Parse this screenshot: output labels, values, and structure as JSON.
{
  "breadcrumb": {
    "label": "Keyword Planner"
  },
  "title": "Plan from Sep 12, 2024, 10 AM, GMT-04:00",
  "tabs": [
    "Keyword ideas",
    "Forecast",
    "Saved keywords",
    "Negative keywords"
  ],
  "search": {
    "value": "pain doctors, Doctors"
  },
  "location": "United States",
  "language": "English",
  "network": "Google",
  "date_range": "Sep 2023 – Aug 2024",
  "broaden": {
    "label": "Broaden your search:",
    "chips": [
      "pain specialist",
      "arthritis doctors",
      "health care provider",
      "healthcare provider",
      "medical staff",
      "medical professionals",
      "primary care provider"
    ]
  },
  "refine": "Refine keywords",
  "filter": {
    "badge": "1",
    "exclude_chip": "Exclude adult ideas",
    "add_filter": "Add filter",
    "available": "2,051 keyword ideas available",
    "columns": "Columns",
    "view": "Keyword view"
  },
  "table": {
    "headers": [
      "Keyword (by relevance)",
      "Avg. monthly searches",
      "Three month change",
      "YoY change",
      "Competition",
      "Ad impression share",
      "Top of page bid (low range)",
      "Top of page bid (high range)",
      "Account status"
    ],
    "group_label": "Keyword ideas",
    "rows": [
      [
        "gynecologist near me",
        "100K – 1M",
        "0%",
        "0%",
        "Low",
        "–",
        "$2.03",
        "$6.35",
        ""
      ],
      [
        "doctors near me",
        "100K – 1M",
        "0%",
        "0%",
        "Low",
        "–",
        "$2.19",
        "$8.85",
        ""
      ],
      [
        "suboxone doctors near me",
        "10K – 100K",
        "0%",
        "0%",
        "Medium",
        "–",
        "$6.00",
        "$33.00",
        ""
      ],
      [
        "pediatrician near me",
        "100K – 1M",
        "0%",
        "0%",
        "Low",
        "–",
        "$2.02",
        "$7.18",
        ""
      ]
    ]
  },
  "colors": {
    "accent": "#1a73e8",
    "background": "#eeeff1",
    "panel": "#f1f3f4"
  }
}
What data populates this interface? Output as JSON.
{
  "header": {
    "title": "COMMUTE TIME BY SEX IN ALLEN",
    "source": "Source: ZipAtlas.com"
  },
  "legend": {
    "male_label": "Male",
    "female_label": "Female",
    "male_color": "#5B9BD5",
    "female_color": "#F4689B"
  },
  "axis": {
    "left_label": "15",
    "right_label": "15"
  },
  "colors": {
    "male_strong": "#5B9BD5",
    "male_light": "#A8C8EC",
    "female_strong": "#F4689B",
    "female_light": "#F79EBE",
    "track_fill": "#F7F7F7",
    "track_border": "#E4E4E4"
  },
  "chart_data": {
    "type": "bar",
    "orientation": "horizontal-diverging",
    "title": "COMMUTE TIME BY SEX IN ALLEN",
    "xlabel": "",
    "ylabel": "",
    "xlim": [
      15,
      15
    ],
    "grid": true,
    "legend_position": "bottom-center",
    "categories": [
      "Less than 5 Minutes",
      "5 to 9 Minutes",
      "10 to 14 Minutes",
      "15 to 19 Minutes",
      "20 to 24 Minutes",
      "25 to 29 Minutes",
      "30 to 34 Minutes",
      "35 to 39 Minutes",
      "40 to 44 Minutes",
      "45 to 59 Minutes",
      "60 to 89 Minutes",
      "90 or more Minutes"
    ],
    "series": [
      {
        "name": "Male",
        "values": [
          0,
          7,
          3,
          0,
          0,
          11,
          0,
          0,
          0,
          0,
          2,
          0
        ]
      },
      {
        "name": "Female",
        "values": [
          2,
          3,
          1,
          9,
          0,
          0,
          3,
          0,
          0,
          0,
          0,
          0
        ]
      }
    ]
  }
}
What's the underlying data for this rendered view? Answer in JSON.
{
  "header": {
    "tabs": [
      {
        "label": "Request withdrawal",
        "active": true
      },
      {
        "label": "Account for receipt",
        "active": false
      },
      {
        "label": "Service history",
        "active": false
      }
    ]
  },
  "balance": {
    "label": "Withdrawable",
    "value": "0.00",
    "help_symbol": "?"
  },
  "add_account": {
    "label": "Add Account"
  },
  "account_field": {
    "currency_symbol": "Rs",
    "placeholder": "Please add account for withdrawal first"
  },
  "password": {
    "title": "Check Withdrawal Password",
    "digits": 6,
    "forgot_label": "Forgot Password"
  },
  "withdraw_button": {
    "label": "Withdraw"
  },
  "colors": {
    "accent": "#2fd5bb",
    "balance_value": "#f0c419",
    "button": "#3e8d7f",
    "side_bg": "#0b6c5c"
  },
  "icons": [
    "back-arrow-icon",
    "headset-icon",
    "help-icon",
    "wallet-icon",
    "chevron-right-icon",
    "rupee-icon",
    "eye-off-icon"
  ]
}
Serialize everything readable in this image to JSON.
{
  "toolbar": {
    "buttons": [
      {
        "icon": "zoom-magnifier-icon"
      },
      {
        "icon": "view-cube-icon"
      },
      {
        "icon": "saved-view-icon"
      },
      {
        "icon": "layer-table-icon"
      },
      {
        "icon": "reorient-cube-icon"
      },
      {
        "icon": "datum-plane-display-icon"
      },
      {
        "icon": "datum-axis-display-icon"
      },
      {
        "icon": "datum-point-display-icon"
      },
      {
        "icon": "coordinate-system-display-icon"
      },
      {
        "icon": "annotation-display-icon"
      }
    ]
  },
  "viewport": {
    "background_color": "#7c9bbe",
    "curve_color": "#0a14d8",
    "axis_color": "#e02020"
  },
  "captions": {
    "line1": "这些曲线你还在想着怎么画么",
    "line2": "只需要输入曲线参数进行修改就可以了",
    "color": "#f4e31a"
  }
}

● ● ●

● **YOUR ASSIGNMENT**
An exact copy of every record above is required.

● **WORKED SOLUTION**
Parse this screenshot: output labels, values, and structure as JSON.
{
  "breadcrumb": {
    "label": "Keyword Planner"
  },
  "title": "Plan from Sep 12, 2024, 10 AM, GMT-04:00",
  "tabs": [
    "Keyword ideas",
    "Forecast",
    "Saved keywords",
    "Negative keywords"
  ],
  "search": {
    "value": "pain doctors, Doctors"
  },
  "location": "United States",
  "language": "English",
  "network": "Google",
  "date_range": "Sep 2023 – Aug 2024",
  "broaden": {
    "label": "Broaden your search:",
    "chips": [
      "pain specialist",
      "arthritis doctors",
      "health care provider",
      "healthcare provider",
      "medical staff",
      "medical professionals",
      "primary care provider"
    ]
  },
  "refine": "Refine keywords",
  "filter": {
    "badge": "1",
    "exclude_chip": "Exclude adult ideas",
    "add_filter": "Add filter",
    "available": "2,051 keyword ideas available",
    "columns": "Columns",
    "view": "Keyword view"
  },
  "table": {
    "headers": [
      "Keyword (by relevance)",
      "Avg. monthly searches",
      "Three month change",
      "YoY change",
      "Competition",
      "Ad impression share",
      "Top of page bid (low range)",
      "Top of page bid (high range)",
      "Account status"
    ],
    "group_label": "Keyword ideas",
    "rows": [
      [
        "gynecologist near me",
        "100K – 1M",
        "0%",
        "0%",
        "Low",
        "–",
        "$2.03",
        "$6.35",
        ""
      ],
      [
        "doctors near me",
        "100K – 1M",
        "0%",
        "0%",
        "Low",
        "–",
        "$2.19",
        "$8.85",
        ""
      ],
      [
        "suboxone doctors near me",
        "10K – 100K",
        "0%",
        "0%",
        "Medium",
        "–",
        "$6.00",
        "$33.00",
        ""
      ],
      [
        "pediatrician near me",
        "100K – 1M",
        "0%",
        "0%",
        "Low",
        "–",
        "$2.02",
        "$7.18",
        ""
      ]
    ]
  },
  "colors": {
    "accent": "#1a73e8",
    "background": "#eeeff1",
    "panel": "#f1f3f4"
  }
}
What data populates this interface? Output as JSON.
{
  "header": {
    "title": "COMMUTE TIME BY SEX IN ALLEN",
    "source": "Source: ZipAtlas.com"
  },
  "legend": {
    "male_label": "Male",
    "female_label": "Female",
    "male_color": "#5B9BD5",
    "female_color": "#F4689B"
  },
  "axis": {
    "left_label": "15",
    "right_label": "15"
  },
  "colors": {
    "male_strong": "#5B9BD5",
    "male_light": "#A8C8EC",
    "female_strong": "#F4689B",
    "female_light": "#F79EBE",
    "track_fill": "#F7F7F7",
    "track_border": "#E4E4E4"
  },
  "chart_data": {
    "type": "bar",
    "orientation": "horizontal-diverging",
    "title": "COMMUTE TIME BY SEX IN ALLEN",
    "xlabel": "",
    "ylabel": "",
    "xlim": [
      15,
      15
    ],
    "grid": true,
    "legend_position": "bottom-center",
    "categories": [
      "Less than 5 Minutes",
      "5 to 9 Minutes",
      "10 to 14 Minutes",
      "15 to 19 Minutes",
      "20 to 24 Minutes",
      "25 to 29 Minutes",
      "30 to 34 Minutes",
      "35 to 39 Minutes",
      "40 to 44 Minutes",
      "45 to 59 Minutes",
      "60 to 89 Minutes",
      "90 or more Minutes"
    ],
    "series": [
      {
        "name": "Male",
        "values": [
          0,
          7,
          3,
          0,
          0,
          11,
          0,
          0,
          0,
          0,
          2,
          0
        ]
      },
      {
        "name": "Female",
        "values": [
          2,
          3,
          1,
          9,
          0,
          0,
          3,
          0,
          0,
          0,
          0,
          0
        ]
      }
    ]
  }
}
What's the underlying data for this rendered view? Answer in JSON.
{
  "header": {
    "tabs": [
      {
        "label": "Request withdrawal",
        "active": true
      },
      {
        "label": "Account for receipt",
        "active": false
      },
      {
        "label": "Service history",
        "active": false
      }
    ]
  },
  "balance": {
    "label": "Withdrawable",
    "value": "0.00",
    "help_symbol": "?"
  },
  "add_account": {
    "label": "Add Account"
  },
  "account_field": {
    "currency_symbol": "Rs",
    "placeholder": "Please add account for withdrawal first"
  },
  "password": {
    "title": "Check Withdrawal Password",
    "digits": 6,
    "forgot_label": "Forgot Password"
  },
  "withdraw_button": {
    "label": "Withdraw"
  },
  "colors": {
    "accent": "#2fd5bb",
    "balance_value": "#f0c419",
    "button": "#3e8d7f",
    "side_bg": "#0b6c5c"
  },
  "icons": [
    "back-arrow-icon",
    "headset-icon",
    "help-icon",
    "wallet-icon",
    "chevron-right-icon",
    "rupee-icon",
    "eye-off-icon"
  ]
}
Serialize everything readable in this image to JSON.
{
  "toolbar": {
    "buttons": [
      {
        "icon": "zoom-magnifier-icon"
      },
      {
        "icon": "view-cube-icon"
      },
      {
        "icon": "saved-view-icon"
      },
      {
        "icon": "layer-table-icon"
      },
      {
        "icon": "reorient-cube-icon"
      },
      {
        "icon": "datum-plane-display-icon"
      },
      {
        "icon": "datum-axis-display-icon"
      },
      {
        "icon": "datum-point-display-icon"
      },
      {
        "icon": "coordinate-system-display-icon"
      },
      {
        "icon": "annotation-display-icon"
      }
    ]
  },
  "viewport": {
    "background_color": "#7c9bbe",
    "curve_color": "#0a14d8",
    "axis_color": "#e02020"
  },
  "captions": {
    "line1": "这些曲线你还在想着怎么画么",
    "line2": "只需要输入曲线参数进行修改就可以了",
    "color": "#f4e31a"
  }
}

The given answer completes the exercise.